**Task statement:**
Omit the pictures and return every entry exactly as written.

Dataset rows describing interfaces:

★ ★ ★ ★

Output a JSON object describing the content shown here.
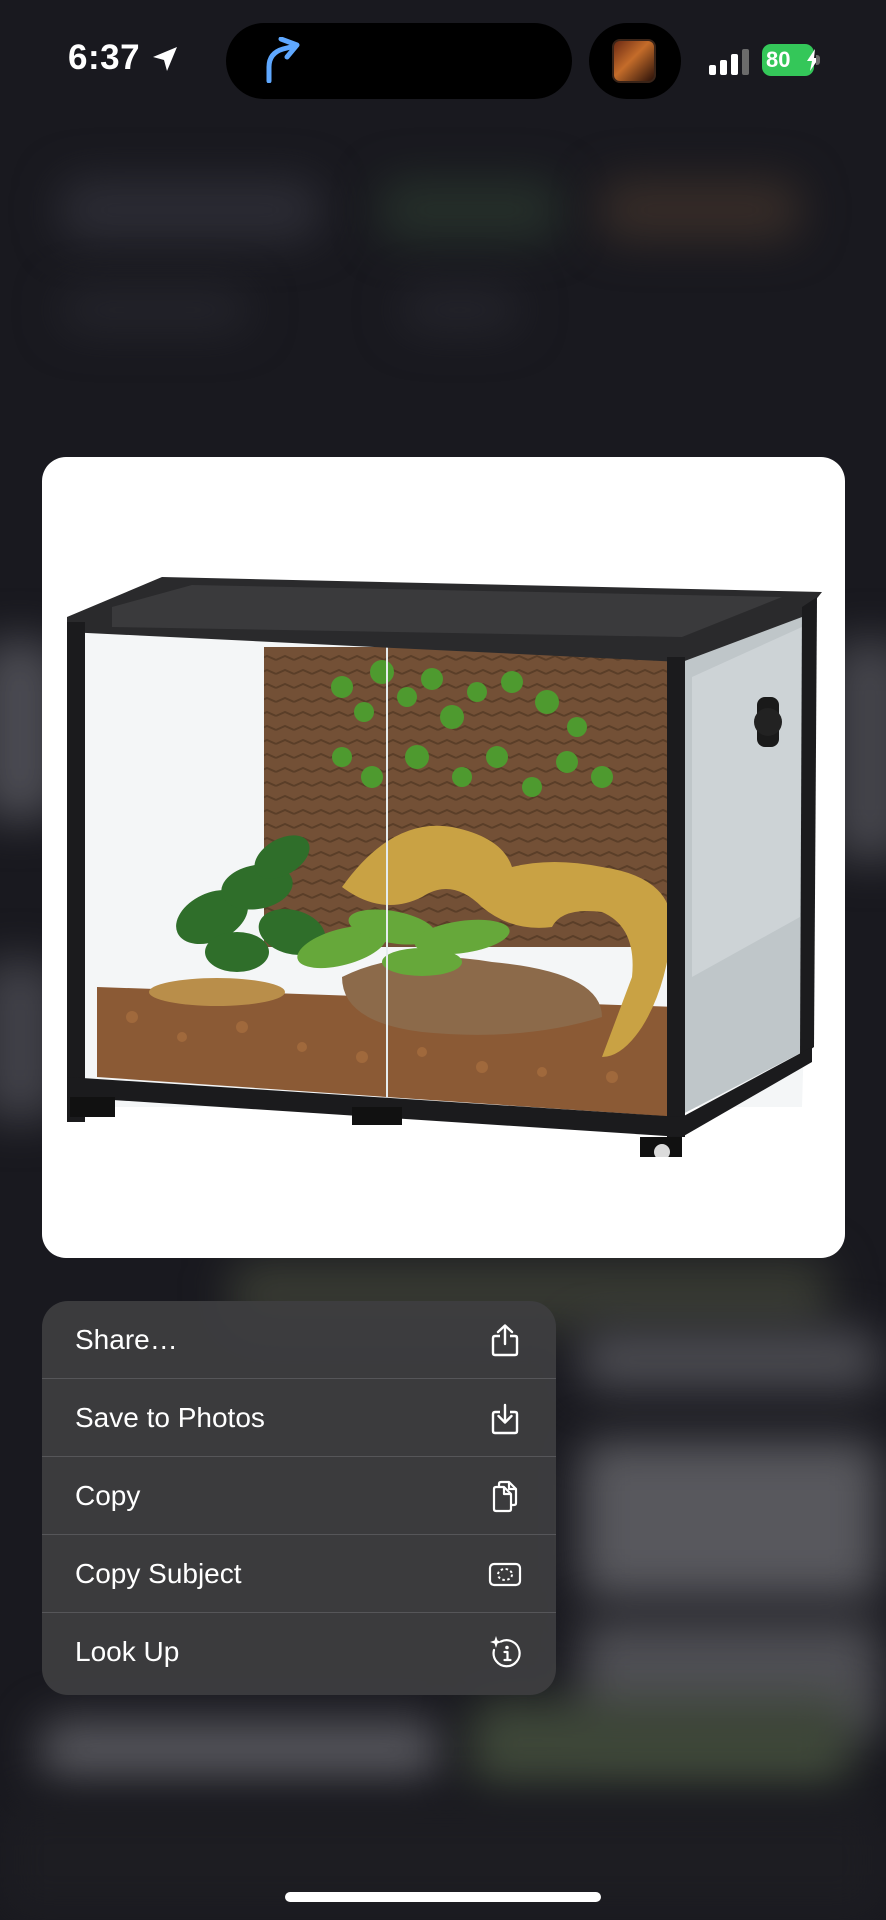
{
  "status_bar": {
    "time": "6:37",
    "battery": "80"
  },
  "preview": {
    "subject": "glass-terrarium-photo"
  },
  "context_menu": {
    "items": [
      {
        "label": "Share…",
        "icon": "share-icon"
      },
      {
        "label": "Save to Photos",
        "icon": "save-to-photos-icon"
      },
      {
        "label": "Copy",
        "icon": "copy-icon"
      },
      {
        "label": "Copy Subject",
        "icon": "copy-subject-icon"
      },
      {
        "label": "Look Up",
        "icon": "look-up-icon"
      }
    ]
  },
  "colors": {
    "battery": "#34c759",
    "menu_background": "#3e3e40",
    "backdrop": "#1c1c22",
    "nav_accent": "#5fa8ff"
  }
}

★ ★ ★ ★

**Exercise answer:**
Output a JSON object describing the content shown here.
{
  "status_bar": {
    "time": "6:37",
    "battery": "80"
  },
  "preview": {
    "subject": "glass-terrarium-photo"
  },
  "context_menu": {
    "items": [
      {
        "label": "Share…",
        "icon": "share-icon"
      },
      {
        "label": "Save to Photos",
        "icon": "save-to-photos-icon"
      },
      {
        "label": "Copy",
        "icon": "copy-icon"
      },
      {
        "label": "Copy Subject",
        "icon": "copy-subject-icon"
      },
      {
        "label": "Look Up",
        "icon": "look-up-icon"
      }
    ]
  },
  "colors": {
    "battery": "#34c759",
    "menu_background": "#3e3e40",
    "backdrop": "#1c1c22",
    "nav_accent": "#5fa8ff"
  }
}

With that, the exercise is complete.